Documents Filed in Court
Marriage is a legal status regulated by the state. To end a marriage one of the parties has to file a lawsuit seeking a divorce. This chapter addresses questions regarding the documents filed in a divorce lawsuit. Lawyers refer to these documents as pleadings.
16.1 What Is a Complaint for Divorce ?
A complaint for divorce is the first pleading or court paper filed with a circuit court that initiates the divorce case.
16.2 What Is Contained in a Complaint?
A complaint contains allegations and a request for relief. The allegations include the parties’ names, the date and place of the marriage, information regarding any children, information regarding the separation, and other required information.
The request for relief identifies for the judge and the other party what you are seeking in the divorce case. Requested relief includes a divorce, and may include in addition a request for the following:
- the assets and debts be divided (equitable distribution)
- spousal support be awarded
- custody and visitation be determined
- child support be set, and that attorney’s fees be awarded
This is a typical, but not exclusive, list.
16.3 Do I Have to File a Complaint?
Either you or your spouse has to file a complaint for divorce if you want to get divorced. There is no alternative.
16.4 I am Anxious to Get Divorced.

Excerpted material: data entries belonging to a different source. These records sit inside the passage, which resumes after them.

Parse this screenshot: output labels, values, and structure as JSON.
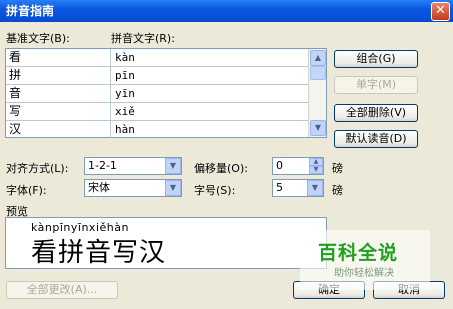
{
  "window": {
    "title": "拼音指南",
    "close_glyph": "✕"
  },
  "table": {
    "col_base_label": "基准文字(B):",
    "col_ruby_label": "拼音文字(R):",
    "rows": [
      {
        "base": "看",
        "ruby": "kàn"
      },
      {
        "base": "拼",
        "ruby": "pīn"
      },
      {
        "base": "音",
        "ruby": "yīn"
      },
      {
        "base": "写",
        "ruby": "xiě"
      },
      {
        "base": "汉",
        "ruby": "hàn"
      }
    ]
  },
  "buttons": {
    "group": "组合(G)",
    "mono": "单字(M)",
    "clear_all": "全部删除(V)",
    "default_reading": "默认读音(D)",
    "change_all": "全部更改(A)...",
    "ok": "确定",
    "cancel": "取消"
  },
  "options": {
    "alignment_label": "对齐方式(L):",
    "alignment_value": "1-2-1",
    "offset_label": "偏移量(O):",
    "offset_value": "0",
    "offset_unit": "磅",
    "font_label": "字体(F):",
    "font_value": "宋体",
    "size_label": "字号(S):",
    "size_value": "5",
    "size_unit": "磅"
  },
  "preview": {
    "label": "预览",
    "pinyin": "kànpīnyīnxiěhàn",
    "hanzi": "看拼音写汉"
  },
  "watermark": {
    "title": "百科全说",
    "subtitle": "助你轻松解决"
  }
}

How Soon Can I File a Complaint?
You may file as soon as you have an available ground for divorce. ( See chapter 7 for details regarding the grounds of divorce.)

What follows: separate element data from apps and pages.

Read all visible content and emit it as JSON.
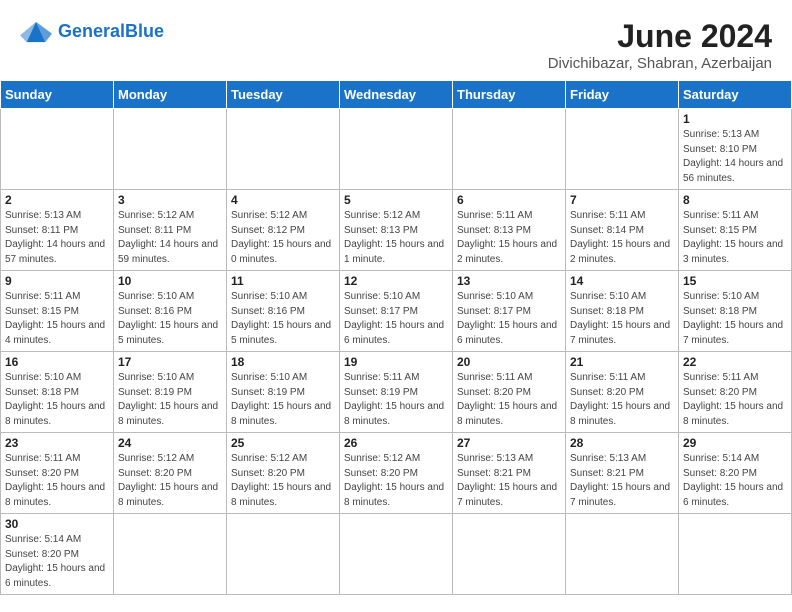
{
  "header": {
    "logo_general": "General",
    "logo_blue": "Blue",
    "month_year": "June 2024",
    "location": "Divichibazar, Shabran, Azerbaijan"
  },
  "weekdays": [
    "Sunday",
    "Monday",
    "Tuesday",
    "Wednesday",
    "Thursday",
    "Friday",
    "Saturday"
  ],
  "weeks": [
    [
      {
        "day": "",
        "info": "",
        "empty": true
      },
      {
        "day": "",
        "info": "",
        "empty": true
      },
      {
        "day": "",
        "info": "",
        "empty": true
      },
      {
        "day": "",
        "info": "",
        "empty": true
      },
      {
        "day": "",
        "info": "",
        "empty": true
      },
      {
        "day": "",
        "info": "",
        "empty": true
      },
      {
        "day": "1",
        "info": "Sunrise: 5:13 AM\nSunset: 8:10 PM\nDaylight: 14 hours\nand 56 minutes.",
        "empty": false
      }
    ],
    [
      {
        "day": "2",
        "info": "Sunrise: 5:13 AM\nSunset: 8:11 PM\nDaylight: 14 hours\nand 57 minutes.",
        "empty": false
      },
      {
        "day": "3",
        "info": "Sunrise: 5:12 AM\nSunset: 8:11 PM\nDaylight: 14 hours\nand 59 minutes.",
        "empty": false
      },
      {
        "day": "4",
        "info": "Sunrise: 5:12 AM\nSunset: 8:12 PM\nDaylight: 15 hours\nand 0 minutes.",
        "empty": false
      },
      {
        "day": "5",
        "info": "Sunrise: 5:12 AM\nSunset: 8:13 PM\nDaylight: 15 hours\nand 1 minute.",
        "empty": false
      },
      {
        "day": "6",
        "info": "Sunrise: 5:11 AM\nSunset: 8:13 PM\nDaylight: 15 hours\nand 2 minutes.",
        "empty": false
      },
      {
        "day": "7",
        "info": "Sunrise: 5:11 AM\nSunset: 8:14 PM\nDaylight: 15 hours\nand 2 minutes.",
        "empty": false
      },
      {
        "day": "8",
        "info": "Sunrise: 5:11 AM\nSunset: 8:15 PM\nDaylight: 15 hours\nand 3 minutes.",
        "empty": false
      }
    ],
    [
      {
        "day": "9",
        "info": "Sunrise: 5:11 AM\nSunset: 8:15 PM\nDaylight: 15 hours\nand 4 minutes.",
        "empty": false
      },
      {
        "day": "10",
        "info": "Sunrise: 5:10 AM\nSunset: 8:16 PM\nDaylight: 15 hours\nand 5 minutes.",
        "empty": false
      },
      {
        "day": "11",
        "info": "Sunrise: 5:10 AM\nSunset: 8:16 PM\nDaylight: 15 hours\nand 5 minutes.",
        "empty": false
      },
      {
        "day": "12",
        "info": "Sunrise: 5:10 AM\nSunset: 8:17 PM\nDaylight: 15 hours\nand 6 minutes.",
        "empty": false
      },
      {
        "day": "13",
        "info": "Sunrise: 5:10 AM\nSunset: 8:17 PM\nDaylight: 15 hours\nand 6 minutes.",
        "empty": false
      },
      {
        "day": "14",
        "info": "Sunrise: 5:10 AM\nSunset: 8:18 PM\nDaylight: 15 hours\nand 7 minutes.",
        "empty": false
      },
      {
        "day": "15",
        "info": "Sunrise: 5:10 AM\nSunset: 8:18 PM\nDaylight: 15 hours\nand 7 minutes.",
        "empty": false
      }
    ],
    [
      {
        "day": "16",
        "info": "Sunrise: 5:10 AM\nSunset: 8:18 PM\nDaylight: 15 hours\nand 8 minutes.",
        "empty": false
      },
      {
        "day": "17",
        "info": "Sunrise: 5:10 AM\nSunset: 8:19 PM\nDaylight: 15 hours\nand 8 minutes.",
        "empty": false
      },
      {
        "day": "18",
        "info": "Sunrise: 5:10 AM\nSunset: 8:19 PM\nDaylight: 15 hours\nand 8 minutes.",
        "empty": false
      },
      {
        "day": "19",
        "info": "Sunrise: 5:11 AM\nSunset: 8:19 PM\nDaylight: 15 hours\nand 8 minutes.",
        "empty": false
      },
      {
        "day": "20",
        "info": "Sunrise: 5:11 AM\nSunset: 8:20 PM\nDaylight: 15 hours\nand 8 minutes.",
        "empty": false
      },
      {
        "day": "21",
        "info": "Sunrise: 5:11 AM\nSunset: 8:20 PM\nDaylight: 15 hours\nand 8 minutes.",
        "empty": false
      },
      {
        "day": "22",
        "info": "Sunrise: 5:11 AM\nSunset: 8:20 PM\nDaylight: 15 hours\nand 8 minutes.",
        "empty": false
      }
    ],
    [
      {
        "day": "23",
        "info": "Sunrise: 5:11 AM\nSunset: 8:20 PM\nDaylight: 15 hours\nand 8 minutes.",
        "empty": false
      },
      {
        "day": "24",
        "info": "Sunrise: 5:12 AM\nSunset: 8:20 PM\nDaylight: 15 hours\nand 8 minutes.",
        "empty": false
      },
      {
        "day": "25",
        "info": "Sunrise: 5:12 AM\nSunset: 8:20 PM\nDaylight: 15 hours\nand 8 minutes.",
        "empty": false
      },
      {
        "day": "26",
        "info": "Sunrise: 5:12 AM\nSunset: 8:20 PM\nDaylight: 15 hours\nand 8 minutes.",
        "empty": false
      },
      {
        "day": "27",
        "info": "Sunrise: 5:13 AM\nSunset: 8:21 PM\nDaylight: 15 hours\nand 7 minutes.",
        "empty": false
      },
      {
        "day": "28",
        "info": "Sunrise: 5:13 AM\nSunset: 8:21 PM\nDaylight: 15 hours\nand 7 minutes.",
        "empty": false
      },
      {
        "day": "29",
        "info": "Sunrise: 5:14 AM\nSunset: 8:20 PM\nDaylight: 15 hours\nand 6 minutes.",
        "empty": false
      }
    ],
    [
      {
        "day": "30",
        "info": "Sunrise: 5:14 AM\nSunset: 8:20 PM\nDaylight: 15 hours\nand 6 minutes.",
        "empty": false
      },
      {
        "day": "",
        "info": "",
        "empty": true
      },
      {
        "day": "",
        "info": "",
        "empty": true
      },
      {
        "day": "",
        "info": "",
        "empty": true
      },
      {
        "day": "",
        "info": "",
        "empty": true
      },
      {
        "day": "",
        "info": "",
        "empty": true
      },
      {
        "day": "",
        "info": "",
        "empty": true
      }
    ]
  ]
}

16.5 I Came Home From Work and There Was a Complaint and Other Paperwork in a Plastic Bag Hanging on My Door- Knob. What Do I Have to Do?
You have been served with the initial divorce paperwork. You should immediately hire an attorney as you are required to file your answer within twenty-one days.
16.6 I Want to File a Complaint, but I Do Not Want the Sheriff Delivering the Paperwork to My Spouse While She Has the Children. What Are My Options?
Your attorney can help you explore the options, which include having your spouse sign an acceptance of service form, having her attorney voluntarily file an answer, or having your spouse served while the children are with you.
16.7 What Is an Answer and When Does It Have to Be Filed?
An answer is your written response to your spouse’s complaint. Your answer has to be filed in the clerk’s office of the circuit court within twenty-one days of the service of the complaint on you.
16.8 What Is a Counterclaim and Is It Required?
If your spouse files a complaint, then you will have to file an answer. If you also wish to request relief from the judge (including a divorce, equitable distribution, spousal support, custody and visitation, child support, and attorney’s fees), then you should file a counterclaim in addition to your answer. A counterclaim also protects you against a nonsuit. Discuss this with your attorney.
16.9 What Are Motions?
A motion is a written request filed in your divorce case. There are many types of issues that can develop during a divorce case. For example, these issues may arise during the case but before trial:
- Who gets possession of the house?
- What is the visitation schedule?
- How much support should be paid?
- Who is responsible for what bills?
Disputes sometimes arise during discovery that result in motions being filed. There are many different motions that may be filed, including motions for attorney’s fees, motions to compel, and motions for divorce. Either side can file motions, which are requests to the judge to make rulings resolving specific issues in dispute. Motions are typically, but not always, considered and ruled on by the judge prior to trial.
16.10 What Are Petitions?
A petition is a request for relief filed with the court, similar to a complaint or a motion.
16.11 What Are Orders?
An order is a document signed by the judge reflecting one or more rulings made by the judge. The parties are legally obligated to comply with all orders entered in their case.
16.12 What Are the Most Common Orders in a Divorce Case?
The most common order in a divorce case is a divorce order (an order granting divorce). The divorce order may address all of the issues, including equitable distribution, spousal sup- port, custody and visitation, child support, and attorney’s fees. Alternatively, some of these issues can be addressed in separate orders. There is usually an order entered for each hearing and following the trial, if there is a trial. If you settle all of your issues, the settlement agreement is usually incorporated in the divorce order (your agreement becomes part of the order. Other common orders include scheduling orders (setting dates and deadlines for your preparations for trial), and pendente lite orders which govern temporary issues such as possession of the home, custody, visitation, and support until trial.
16.13 Is a Divorce Order Necessary Even if We Have a Settlement Agreement?
Yes, the divorce occurs when the divorce order is signed by the judge.